Dreadlands by Blackfox Studio
Dreadlands is a turn-based tactics game and will be immediately recognizable to fans of XCOM. This under-saturated genre is always in need of more entries, so it’s delightful to see a developer tackle it with a slightly different approach.
Set in a post-apocalyptic world of gangs, fallout and endless strife, Dreadlands provides an alternative to the high-tech aesthetic of the franchise from which it draws much of its inspiration. The game is still in Early Access, so there are many missing features and a few rough edges, but what is already here is definitely interesting.
Jump in to Gang Warfare
I found it easy to get to grips with Dreadlands thanks to its familiar interface, but the game makes sure to provide some basic starter tips to keep things friendly for new players.
The most important early decision to make is which gang to lead. Three gangs are planned, but one is currently unavailable (with release planned soon). The two gangs up for grabs at the moment include the Druidic Tribe-kin and the more conventional Scrappers. The former have animal pets for melee superiority and hunters with rifles for long-range options, while the latter specialize in traps and cobbled-together tech.

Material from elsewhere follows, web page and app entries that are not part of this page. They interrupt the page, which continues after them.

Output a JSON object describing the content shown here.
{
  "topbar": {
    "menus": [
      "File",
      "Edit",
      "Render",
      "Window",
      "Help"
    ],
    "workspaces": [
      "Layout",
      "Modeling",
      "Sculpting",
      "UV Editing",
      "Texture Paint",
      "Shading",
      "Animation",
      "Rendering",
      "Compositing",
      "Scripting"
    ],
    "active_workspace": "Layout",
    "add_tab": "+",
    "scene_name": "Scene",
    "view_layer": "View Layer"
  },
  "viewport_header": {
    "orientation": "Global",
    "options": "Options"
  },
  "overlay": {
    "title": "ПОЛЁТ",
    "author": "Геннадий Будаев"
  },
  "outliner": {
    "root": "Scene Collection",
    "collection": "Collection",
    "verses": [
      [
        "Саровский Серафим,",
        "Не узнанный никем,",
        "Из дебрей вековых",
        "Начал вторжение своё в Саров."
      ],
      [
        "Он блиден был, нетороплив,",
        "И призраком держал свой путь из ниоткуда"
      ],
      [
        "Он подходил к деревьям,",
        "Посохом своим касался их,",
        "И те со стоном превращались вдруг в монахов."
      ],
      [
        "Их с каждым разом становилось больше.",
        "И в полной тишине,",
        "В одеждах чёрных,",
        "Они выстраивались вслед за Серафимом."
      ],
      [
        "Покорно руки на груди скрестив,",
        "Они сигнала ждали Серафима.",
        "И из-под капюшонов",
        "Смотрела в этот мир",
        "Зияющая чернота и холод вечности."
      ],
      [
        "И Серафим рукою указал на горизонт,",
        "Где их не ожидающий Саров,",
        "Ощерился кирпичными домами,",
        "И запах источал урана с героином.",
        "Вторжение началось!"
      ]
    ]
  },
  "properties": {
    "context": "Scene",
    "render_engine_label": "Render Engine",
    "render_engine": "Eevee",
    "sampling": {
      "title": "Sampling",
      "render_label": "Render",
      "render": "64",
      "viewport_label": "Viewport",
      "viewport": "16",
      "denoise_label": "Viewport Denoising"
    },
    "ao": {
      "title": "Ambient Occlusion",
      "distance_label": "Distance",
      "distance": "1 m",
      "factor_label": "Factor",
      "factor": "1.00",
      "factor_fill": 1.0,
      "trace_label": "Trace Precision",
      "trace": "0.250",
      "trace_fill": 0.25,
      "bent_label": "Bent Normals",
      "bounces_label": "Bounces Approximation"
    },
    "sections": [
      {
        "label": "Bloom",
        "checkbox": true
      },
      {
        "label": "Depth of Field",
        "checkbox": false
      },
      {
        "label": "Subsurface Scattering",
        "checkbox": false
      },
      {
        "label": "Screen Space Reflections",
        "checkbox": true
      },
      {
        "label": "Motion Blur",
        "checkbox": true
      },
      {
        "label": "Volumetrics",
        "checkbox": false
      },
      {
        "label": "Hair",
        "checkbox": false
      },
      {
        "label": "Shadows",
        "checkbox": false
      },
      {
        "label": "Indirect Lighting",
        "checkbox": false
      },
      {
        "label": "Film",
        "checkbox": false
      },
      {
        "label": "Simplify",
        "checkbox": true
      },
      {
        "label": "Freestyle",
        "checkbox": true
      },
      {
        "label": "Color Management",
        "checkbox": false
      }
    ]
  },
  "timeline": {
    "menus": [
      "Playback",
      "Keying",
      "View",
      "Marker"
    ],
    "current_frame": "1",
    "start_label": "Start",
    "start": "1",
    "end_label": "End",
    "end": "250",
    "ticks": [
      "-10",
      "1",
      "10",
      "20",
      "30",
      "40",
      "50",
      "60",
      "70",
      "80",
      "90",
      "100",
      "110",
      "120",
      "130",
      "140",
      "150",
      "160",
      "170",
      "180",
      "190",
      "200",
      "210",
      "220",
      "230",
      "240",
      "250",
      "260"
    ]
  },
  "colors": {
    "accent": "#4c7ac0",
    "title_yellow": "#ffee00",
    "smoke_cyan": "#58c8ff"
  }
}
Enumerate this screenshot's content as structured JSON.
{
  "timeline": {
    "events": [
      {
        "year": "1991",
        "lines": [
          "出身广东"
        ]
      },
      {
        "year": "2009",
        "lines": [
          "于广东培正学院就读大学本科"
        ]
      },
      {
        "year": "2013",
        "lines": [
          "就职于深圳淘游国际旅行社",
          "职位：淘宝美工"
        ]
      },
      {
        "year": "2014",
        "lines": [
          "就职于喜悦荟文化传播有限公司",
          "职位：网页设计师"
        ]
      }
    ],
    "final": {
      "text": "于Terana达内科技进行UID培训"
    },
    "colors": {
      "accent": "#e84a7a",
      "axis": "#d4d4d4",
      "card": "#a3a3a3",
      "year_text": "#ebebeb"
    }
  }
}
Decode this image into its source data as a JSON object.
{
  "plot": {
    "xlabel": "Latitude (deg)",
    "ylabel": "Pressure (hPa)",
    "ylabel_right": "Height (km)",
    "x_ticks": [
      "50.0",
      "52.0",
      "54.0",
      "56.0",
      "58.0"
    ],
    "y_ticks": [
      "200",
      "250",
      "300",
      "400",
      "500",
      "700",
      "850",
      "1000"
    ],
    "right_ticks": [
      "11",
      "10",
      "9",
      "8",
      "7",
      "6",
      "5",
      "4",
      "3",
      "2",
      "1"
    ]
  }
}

Naturally (pun intended), the option to lead a group of Druidic warriors with massive bears for sidekicks was impossible to turn down, so Tribe-kin it was! Each gang has its own introduction with a unique mini-campaign designed to set up the unique world-view of the group.
The Tribe-kin are a fractured gang that partake of various substances of uncertain origin whilst mixing their love of nature with a talent for wielding rifles. Their introduction involves providing various services for their spiritual leaders, often involving interacting with usually hostile Tribe-kin rivals.
An overworld map serves as the backdrop for most of the macro-level decisions and storytelling. A base camp can be visited to purchase resources, upgrade or customize troops and to pick up missions. I found it particularly important to stock up on ammo between missions. Bandages are another crucial tool for keeping units in the game during tougher jobs.
Tactics And Bears
Exploring the overworld can lead to random encounters with other gangs, and there are plenty of hostile areas dotted around the map, many of which are labeled as a high-level threat. It’s always fun to walk past late-game dangers early on in a campaign.
The combat missions are very familiar if you’ve ever played XCOM, with a few noteworthy differences. Long-range sniping and cautious play are less prevalent whilst melee is a more viable tactic. Despite my preference for deploying hunters with their rifles, they were often less effective than sending in a furious bear to sort things out. Thankfully, the latter method is at least as enjoyable.
The action is supplemented and sometimes given a twist through the addition of “tactics cards.” These allow for a variety of curve-balls, such as laying hidden traps for enemies or providing an additional action for your characters. Some can throw in more insidious tricks like jamming enemy weapons. Tactics cards help to keep things fresh and tend to provide unexpected surprises in missions.
A Brighter, More Colorful Apocalypse
I found the visuals of Dreadlands to be a mixed bag. The game’s art is superb, and the chosen aesthetic is a great attempt to add some flare to the usually drab post-apocalyptic style. There is more than a little Borderlands to be found in the recipe, here.
The music, too, is atmospheric and on point- providing a tense and absorbing backdrop for the action and story. The incomplete nature of the game, however, means that there are a lot of rough edges at the moment, and some menus overlap with other GUI elements. Hopefully, this will be dealt with in time, as the design philosophy is otherwise very appealing.
Dreadlands is an interesting take on a genre that was in need of more love. The foundations here are strong; the gangs provide varied and enjoyable gameplay that is further diversified through the many tactics cards that can be used during combat. The personality of each gang is also punchy, something that is backed up through the colorful aesthetics of the game. There are a few little issues here and there, but most of these come down to the early stage of development.
Dreadlands is definitely a title to keep an eye on for fans of strategy and post-apocalyptic punk-Druids.
Dreadlands is available in Early Access via Steam.
Watch the official Dreadlands trailer below: